To breed or not to breed?

Yesterday a series of removal men was due at Esther’s to inspect her furniture (it’s mostly books – there will be about 30 boxes of them) and give quotes. So she had to stay in to receive them, and as it was a lovely day, I went round to give I. a breath or two of fresh air.

every time I see him he’s more self-propelled.   Yesterday, when I arrived, he was deep in a book. Obviously, he wasn’t actually reading it. But he knows most of his favourite books by heart now, and can tell himself the story as he turns the pages. Only one ladybird left! Like his mother at this age, and probably for the same reason – because he really wants to know what it is about books that everyone finds so fascinating – he’s well on his way to twigging how reading works. As for the playground, unless actually pushing a swing, all you need do is be around while he potters about. Once they have a garden, it’s clear, or at least possible, that he’ll largely amuse himself while the attendant adult just gets on with life.

All this has led to a certain amount of soul-searching on Esther’s part. The plan was that as soon as they got settled in at the new house they’d try for another baby – she’s always wanted more than one, but there was no question of that while they were tied to the Fulham shoebox. And now the moment has almost come. But can she really face it? Now that I.’s launched into toddlerhood, and she’s pleasantly back into freelance work, does she really want to begin the whole baby business again?

Most of the friends she made when I. was born have already had another. But then, they are rather well-off, unsurprisingly since they’re mostly from nearby, i.e. the high-value postcode of which Esther and the philosopher live at the run-down edge. And most of the ones who’ve stuck at one don’t have the option of more, either because they can’t afford the necessary space for more than one child or need two fulltime incomes to make ends meet, and can’t afford any more breaks.
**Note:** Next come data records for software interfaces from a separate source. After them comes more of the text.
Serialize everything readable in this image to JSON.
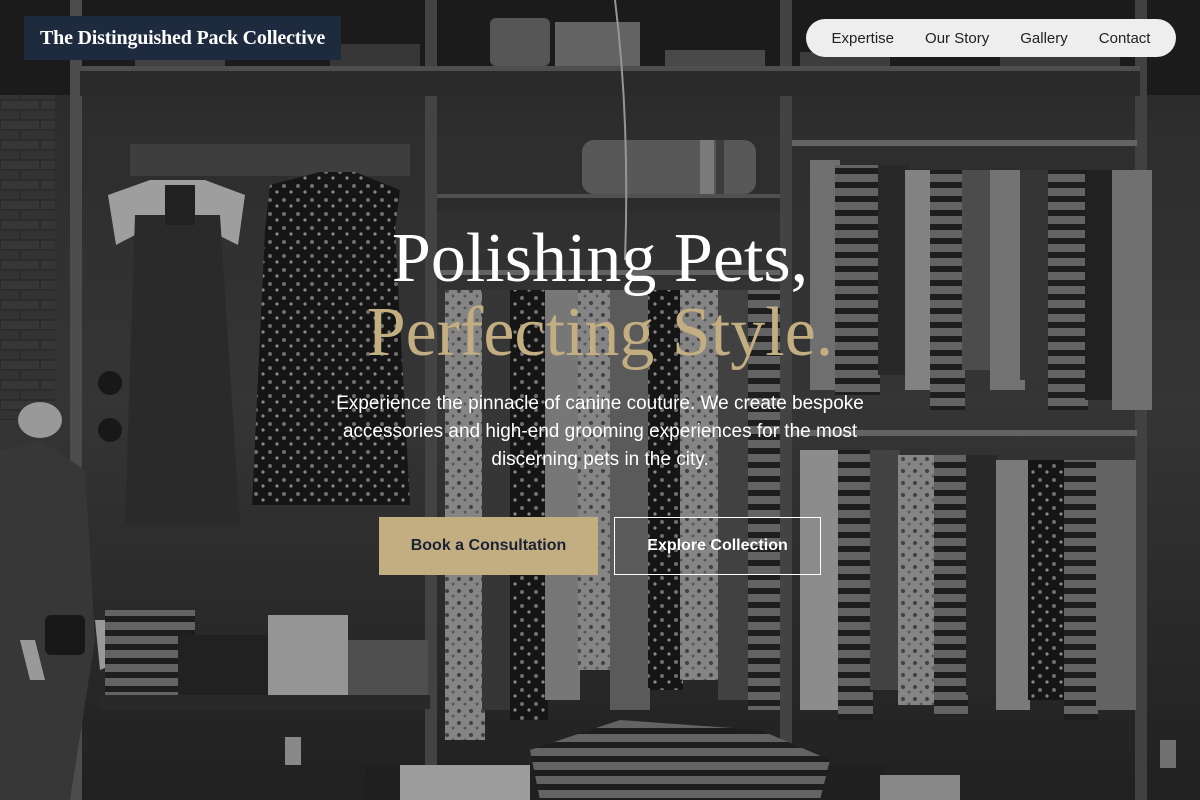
{
  "brand": {
    "name": "The Distinguished Pack Collective"
  },
  "nav": {
    "items": [
      {
        "label": "Expertise"
      },
      {
        "label": "Our Story"
      },
      {
        "label": "Gallery"
      },
      {
        "label": "Contact"
      }
    ]
  },
  "hero": {
    "headline_line1": "Polishing Pets,",
    "headline_line2": "Perfecting Style.",
    "lede": "Experience the pinnacle of canine couture. We create bespoke accessories and high-end grooming experiences for the most discerning pets in the city.",
    "primary_cta": "Book a Consultation",
    "secondary_cta": "Explore Collection"
  },
  "colors": {
    "brand_bg": "#1e2a3d",
    "accent_gold": "#c3ae82",
    "nav_bg": "#eeeeee"
  }
}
So she’s deeply aware that being able to choose is itself a luxury.

Of course this can only be a good thing for the planet. The last thing it needs is more humans, and especially not high-consuming first-world ones.   I’ve always been keenly aware of this: I remember telling my father-in-law, when he inquired if Bruce and I were planning to have a baby sometime, that I thought large families immoral – words that fell into a slightly appalled silence: as a devoutly Christian father of four, this perhaps wasn’t a point of view he had previously encountered. But like most people, when push came to shove I was less high-minded. If I’d really had the planet’s future at heart, I’d presumably have given up when my first pregnancy failed, a message from on high if ever there was one. In real life, however, I became obsessed with getting pregnant again. And although it never really occurred to me to have more than one, this too had less to do with humanity’s future than with diminished energy, desire to get my life back, and fear (once you’ve had a Down’s baby, your chances of having another are one in four). But she’d have liked it a lot. ‘Can’t I have a little brother or sister?’ she once asked me. She was five at the time; I can see her now, sitting in the bath, squeezing her sponge dinosaur. And I suspect I. will feel the same way.

If all goes to plan, he’ll be three and a bit when the new sibling arrives – old enough not to feel too threatened. Or so Esther hopes. Her original plan was to wait even longer, but now she knows how it all works, she and the philosopher are both quite keen not to make the babycare section of their lives too long-drawn-out.

Of course, I hope they will have another. We’d love it, and (rather more importantly) so, I’m sure, would they. But I try and shut up about it. It’s Esther’s choice, and it would be hard, hard work.

What I can say, however, is that I’ve quite often thought how delightful it would have been to have a second Esther. By the time I started thinking that, however, it was too late. And (I tell myself) you can’t do everything.